— GIVEN RECORDS —
((

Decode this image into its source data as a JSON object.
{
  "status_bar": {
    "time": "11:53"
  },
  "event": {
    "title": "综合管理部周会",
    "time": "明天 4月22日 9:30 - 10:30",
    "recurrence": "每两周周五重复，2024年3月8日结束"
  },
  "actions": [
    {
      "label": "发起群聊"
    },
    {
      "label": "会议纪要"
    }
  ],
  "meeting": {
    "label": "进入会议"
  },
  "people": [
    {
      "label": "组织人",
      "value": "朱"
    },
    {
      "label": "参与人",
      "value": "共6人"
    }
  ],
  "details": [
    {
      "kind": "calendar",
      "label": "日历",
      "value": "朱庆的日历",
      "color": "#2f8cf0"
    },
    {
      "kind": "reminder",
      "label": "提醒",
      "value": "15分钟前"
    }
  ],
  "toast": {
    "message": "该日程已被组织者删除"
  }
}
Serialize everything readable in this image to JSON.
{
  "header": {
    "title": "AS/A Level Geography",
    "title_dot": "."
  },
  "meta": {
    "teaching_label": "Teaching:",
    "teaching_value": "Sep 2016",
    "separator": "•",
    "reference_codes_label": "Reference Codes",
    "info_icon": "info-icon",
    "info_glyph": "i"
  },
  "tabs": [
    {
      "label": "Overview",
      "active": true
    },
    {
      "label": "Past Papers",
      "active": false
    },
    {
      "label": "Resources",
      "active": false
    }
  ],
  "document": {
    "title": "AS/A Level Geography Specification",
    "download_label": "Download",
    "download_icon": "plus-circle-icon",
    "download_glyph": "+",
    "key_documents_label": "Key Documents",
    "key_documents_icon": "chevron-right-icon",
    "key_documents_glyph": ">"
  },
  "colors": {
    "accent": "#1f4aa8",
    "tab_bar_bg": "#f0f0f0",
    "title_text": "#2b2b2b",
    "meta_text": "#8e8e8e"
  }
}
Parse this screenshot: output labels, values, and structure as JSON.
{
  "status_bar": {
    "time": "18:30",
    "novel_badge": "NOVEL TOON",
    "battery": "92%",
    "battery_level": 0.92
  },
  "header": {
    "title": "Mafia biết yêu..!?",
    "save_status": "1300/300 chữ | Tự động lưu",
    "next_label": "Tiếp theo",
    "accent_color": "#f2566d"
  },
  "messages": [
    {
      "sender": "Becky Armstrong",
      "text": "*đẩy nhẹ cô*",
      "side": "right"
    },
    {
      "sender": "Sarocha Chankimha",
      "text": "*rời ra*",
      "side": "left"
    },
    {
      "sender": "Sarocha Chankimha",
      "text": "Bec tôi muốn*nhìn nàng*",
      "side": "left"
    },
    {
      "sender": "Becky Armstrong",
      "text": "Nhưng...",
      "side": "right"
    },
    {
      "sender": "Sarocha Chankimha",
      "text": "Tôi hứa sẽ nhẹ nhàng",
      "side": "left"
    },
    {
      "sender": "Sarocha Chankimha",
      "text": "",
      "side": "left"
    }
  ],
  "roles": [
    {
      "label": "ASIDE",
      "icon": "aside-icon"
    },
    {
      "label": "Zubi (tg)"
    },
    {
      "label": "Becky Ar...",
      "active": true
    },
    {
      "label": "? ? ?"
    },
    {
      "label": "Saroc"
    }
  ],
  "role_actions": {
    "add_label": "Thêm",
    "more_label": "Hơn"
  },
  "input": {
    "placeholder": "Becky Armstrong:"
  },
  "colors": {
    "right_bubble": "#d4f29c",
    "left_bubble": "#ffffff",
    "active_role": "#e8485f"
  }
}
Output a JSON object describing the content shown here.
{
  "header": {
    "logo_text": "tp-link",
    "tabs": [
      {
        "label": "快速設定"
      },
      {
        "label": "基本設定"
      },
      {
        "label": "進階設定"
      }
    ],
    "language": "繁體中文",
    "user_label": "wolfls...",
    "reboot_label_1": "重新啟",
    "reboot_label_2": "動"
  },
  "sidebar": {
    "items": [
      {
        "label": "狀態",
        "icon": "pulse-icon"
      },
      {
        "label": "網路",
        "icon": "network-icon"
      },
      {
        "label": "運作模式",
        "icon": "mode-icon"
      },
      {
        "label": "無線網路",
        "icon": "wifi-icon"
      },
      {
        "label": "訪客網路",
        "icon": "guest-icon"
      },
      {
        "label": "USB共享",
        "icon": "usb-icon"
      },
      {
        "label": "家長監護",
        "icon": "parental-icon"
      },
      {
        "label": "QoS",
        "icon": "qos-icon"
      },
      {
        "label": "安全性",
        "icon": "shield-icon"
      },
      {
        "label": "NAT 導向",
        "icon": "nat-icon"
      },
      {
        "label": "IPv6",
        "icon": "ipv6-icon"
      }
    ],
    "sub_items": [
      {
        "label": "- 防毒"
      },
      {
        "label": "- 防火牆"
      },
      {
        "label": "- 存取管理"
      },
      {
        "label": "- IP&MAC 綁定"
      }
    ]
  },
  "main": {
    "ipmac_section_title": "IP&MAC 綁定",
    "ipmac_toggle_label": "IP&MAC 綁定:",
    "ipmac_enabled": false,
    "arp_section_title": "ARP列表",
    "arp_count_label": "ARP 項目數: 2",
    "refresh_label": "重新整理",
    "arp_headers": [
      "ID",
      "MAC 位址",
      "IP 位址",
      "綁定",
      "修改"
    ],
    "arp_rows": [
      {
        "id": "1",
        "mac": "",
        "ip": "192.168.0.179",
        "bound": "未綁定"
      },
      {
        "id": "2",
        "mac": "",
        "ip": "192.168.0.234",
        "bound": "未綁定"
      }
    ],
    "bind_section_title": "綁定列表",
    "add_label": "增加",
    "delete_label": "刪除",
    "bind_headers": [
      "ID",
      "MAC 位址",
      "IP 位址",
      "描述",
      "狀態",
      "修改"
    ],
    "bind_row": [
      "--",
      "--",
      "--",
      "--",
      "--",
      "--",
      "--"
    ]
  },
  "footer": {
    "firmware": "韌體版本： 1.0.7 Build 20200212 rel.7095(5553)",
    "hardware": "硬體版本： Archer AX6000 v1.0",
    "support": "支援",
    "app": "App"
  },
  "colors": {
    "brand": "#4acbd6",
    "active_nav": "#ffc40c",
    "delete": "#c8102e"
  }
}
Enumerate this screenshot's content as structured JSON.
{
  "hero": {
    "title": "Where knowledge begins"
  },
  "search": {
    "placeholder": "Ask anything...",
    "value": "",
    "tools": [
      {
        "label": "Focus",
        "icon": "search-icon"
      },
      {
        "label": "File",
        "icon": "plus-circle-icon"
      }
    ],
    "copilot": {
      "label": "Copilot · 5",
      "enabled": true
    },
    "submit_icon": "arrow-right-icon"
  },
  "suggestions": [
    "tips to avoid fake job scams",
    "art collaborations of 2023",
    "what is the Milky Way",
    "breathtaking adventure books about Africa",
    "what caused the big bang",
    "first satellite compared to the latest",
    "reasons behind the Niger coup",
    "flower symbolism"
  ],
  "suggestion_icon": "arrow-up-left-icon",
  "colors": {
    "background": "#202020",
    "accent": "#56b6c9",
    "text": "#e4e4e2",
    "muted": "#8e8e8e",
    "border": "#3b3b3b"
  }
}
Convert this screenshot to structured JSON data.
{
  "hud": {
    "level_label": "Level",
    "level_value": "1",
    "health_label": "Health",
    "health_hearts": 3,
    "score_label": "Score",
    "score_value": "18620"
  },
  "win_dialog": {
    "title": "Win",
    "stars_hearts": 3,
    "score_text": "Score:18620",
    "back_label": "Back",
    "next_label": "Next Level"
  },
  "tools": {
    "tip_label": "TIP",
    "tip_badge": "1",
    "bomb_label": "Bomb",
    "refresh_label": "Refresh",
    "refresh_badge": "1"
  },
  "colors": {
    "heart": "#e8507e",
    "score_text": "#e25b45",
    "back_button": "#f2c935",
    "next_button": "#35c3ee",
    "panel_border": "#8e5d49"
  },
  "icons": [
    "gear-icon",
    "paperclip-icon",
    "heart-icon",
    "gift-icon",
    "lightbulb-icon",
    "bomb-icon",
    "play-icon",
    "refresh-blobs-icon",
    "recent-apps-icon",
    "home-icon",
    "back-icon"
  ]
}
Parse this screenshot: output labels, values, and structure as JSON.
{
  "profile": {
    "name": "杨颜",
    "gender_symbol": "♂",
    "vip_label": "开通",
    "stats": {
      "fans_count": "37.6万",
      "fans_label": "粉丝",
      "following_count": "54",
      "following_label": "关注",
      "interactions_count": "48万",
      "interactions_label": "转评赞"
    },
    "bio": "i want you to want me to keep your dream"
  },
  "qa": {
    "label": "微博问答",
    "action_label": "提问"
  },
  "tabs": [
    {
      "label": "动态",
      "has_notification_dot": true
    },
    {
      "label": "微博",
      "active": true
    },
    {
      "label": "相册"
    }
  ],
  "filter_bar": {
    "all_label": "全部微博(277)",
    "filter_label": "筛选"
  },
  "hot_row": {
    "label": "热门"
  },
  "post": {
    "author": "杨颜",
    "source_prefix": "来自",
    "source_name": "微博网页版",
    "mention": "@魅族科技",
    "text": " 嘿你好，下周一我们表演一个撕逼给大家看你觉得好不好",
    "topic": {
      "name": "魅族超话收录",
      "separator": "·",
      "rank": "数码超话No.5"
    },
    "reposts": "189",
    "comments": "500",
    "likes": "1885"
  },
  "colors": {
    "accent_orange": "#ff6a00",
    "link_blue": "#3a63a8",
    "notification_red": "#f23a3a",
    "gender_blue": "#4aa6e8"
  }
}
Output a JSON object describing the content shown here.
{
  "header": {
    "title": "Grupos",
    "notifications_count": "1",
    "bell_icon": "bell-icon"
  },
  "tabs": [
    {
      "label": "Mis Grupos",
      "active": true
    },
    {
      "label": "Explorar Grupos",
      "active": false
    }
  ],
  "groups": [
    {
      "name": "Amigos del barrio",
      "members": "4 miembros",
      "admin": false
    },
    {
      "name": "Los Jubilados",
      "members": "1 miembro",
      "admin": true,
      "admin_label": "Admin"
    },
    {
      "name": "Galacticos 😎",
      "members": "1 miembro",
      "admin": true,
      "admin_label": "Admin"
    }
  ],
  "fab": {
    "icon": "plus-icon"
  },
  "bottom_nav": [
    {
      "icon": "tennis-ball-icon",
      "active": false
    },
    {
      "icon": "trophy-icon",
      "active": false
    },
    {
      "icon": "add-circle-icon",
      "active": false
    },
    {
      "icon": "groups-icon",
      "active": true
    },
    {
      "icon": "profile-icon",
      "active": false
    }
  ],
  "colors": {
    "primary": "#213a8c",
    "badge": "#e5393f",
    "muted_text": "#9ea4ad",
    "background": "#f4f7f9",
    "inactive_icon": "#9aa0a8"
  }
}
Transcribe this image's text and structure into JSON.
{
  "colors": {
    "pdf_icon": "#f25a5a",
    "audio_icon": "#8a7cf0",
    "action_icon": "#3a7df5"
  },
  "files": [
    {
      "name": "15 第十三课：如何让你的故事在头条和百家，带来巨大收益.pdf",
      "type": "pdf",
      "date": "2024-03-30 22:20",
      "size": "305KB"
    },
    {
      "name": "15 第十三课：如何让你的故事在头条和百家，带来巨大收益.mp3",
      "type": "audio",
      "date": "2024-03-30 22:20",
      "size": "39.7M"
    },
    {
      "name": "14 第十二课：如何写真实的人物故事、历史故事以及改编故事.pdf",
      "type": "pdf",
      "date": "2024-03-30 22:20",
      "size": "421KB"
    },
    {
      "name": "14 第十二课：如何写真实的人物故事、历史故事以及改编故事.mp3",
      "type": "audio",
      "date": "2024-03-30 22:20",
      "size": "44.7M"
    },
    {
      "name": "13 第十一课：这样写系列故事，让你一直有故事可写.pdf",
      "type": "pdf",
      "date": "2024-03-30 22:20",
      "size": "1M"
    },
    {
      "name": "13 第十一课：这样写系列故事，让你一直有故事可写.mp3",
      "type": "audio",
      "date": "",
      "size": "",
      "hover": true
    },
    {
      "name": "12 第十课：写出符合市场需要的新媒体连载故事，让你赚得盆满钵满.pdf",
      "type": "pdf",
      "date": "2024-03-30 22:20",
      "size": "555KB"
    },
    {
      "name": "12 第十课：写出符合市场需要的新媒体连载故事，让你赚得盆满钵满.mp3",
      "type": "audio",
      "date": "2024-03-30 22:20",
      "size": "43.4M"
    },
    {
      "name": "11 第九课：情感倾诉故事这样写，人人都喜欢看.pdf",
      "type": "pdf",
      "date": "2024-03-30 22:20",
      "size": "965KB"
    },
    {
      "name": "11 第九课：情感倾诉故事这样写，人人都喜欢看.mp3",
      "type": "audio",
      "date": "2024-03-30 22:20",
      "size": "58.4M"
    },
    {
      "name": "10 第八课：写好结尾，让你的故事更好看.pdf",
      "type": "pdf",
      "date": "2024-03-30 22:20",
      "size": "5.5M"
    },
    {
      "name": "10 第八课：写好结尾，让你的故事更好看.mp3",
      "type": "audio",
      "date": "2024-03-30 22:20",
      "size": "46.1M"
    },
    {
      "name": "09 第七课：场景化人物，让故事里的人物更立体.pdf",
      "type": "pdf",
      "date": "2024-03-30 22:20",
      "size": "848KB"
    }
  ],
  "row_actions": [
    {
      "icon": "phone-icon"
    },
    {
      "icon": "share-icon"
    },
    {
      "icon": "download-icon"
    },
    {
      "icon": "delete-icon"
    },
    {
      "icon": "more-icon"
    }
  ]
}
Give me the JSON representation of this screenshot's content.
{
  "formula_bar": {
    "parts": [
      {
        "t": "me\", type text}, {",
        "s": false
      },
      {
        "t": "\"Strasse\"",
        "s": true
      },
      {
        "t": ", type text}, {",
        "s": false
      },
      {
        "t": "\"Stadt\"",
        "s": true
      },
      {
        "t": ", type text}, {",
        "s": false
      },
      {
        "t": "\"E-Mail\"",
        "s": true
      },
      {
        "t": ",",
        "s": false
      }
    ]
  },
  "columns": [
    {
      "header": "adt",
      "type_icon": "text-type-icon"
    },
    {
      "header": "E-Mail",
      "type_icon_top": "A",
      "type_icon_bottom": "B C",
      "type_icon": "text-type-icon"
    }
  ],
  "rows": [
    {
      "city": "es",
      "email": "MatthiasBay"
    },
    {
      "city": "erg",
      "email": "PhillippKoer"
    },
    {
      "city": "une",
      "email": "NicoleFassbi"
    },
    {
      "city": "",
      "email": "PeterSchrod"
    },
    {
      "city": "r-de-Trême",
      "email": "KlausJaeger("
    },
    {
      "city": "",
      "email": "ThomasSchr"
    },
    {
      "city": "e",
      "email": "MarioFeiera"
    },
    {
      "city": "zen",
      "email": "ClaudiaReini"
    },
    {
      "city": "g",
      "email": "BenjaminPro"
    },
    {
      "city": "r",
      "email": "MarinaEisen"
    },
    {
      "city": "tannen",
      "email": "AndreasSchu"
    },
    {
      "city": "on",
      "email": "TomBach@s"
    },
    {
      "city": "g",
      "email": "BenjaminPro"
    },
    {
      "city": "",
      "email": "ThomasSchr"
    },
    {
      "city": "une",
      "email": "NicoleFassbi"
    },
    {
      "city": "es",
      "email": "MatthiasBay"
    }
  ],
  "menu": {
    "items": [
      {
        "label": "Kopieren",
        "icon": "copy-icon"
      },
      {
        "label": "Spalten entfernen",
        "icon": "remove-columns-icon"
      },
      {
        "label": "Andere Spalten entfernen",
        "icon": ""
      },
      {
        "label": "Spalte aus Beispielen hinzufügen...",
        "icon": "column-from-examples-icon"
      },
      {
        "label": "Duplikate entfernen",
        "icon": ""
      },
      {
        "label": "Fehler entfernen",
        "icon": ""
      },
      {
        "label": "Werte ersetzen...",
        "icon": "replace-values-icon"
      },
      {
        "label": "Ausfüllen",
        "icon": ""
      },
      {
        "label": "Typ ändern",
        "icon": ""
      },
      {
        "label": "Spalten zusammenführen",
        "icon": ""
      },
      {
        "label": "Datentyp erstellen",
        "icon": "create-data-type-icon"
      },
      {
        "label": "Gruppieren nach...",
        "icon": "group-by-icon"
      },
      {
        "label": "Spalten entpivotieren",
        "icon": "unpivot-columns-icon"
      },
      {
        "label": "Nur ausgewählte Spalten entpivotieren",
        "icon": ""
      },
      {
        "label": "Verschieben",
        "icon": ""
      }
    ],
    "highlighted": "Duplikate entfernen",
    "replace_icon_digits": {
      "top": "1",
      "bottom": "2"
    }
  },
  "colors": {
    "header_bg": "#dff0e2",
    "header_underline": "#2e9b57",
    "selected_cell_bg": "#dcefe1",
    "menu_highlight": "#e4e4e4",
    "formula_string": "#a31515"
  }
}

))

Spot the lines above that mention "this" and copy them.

Decode this image into its source data as a JSON object.
Serialize everything readable in this image to JSON.
Parse this screenshot: output labels, values, and structure as JSON.
Enumerate this screenshot's content as structured JSON.
Convert this screenshot to structured JSON data.
Parse this screenshot: output labels, values, and structure as JSON.
Transcribe this image's text and structure into JSON.
Give me the JSON representation of this screenshot's content.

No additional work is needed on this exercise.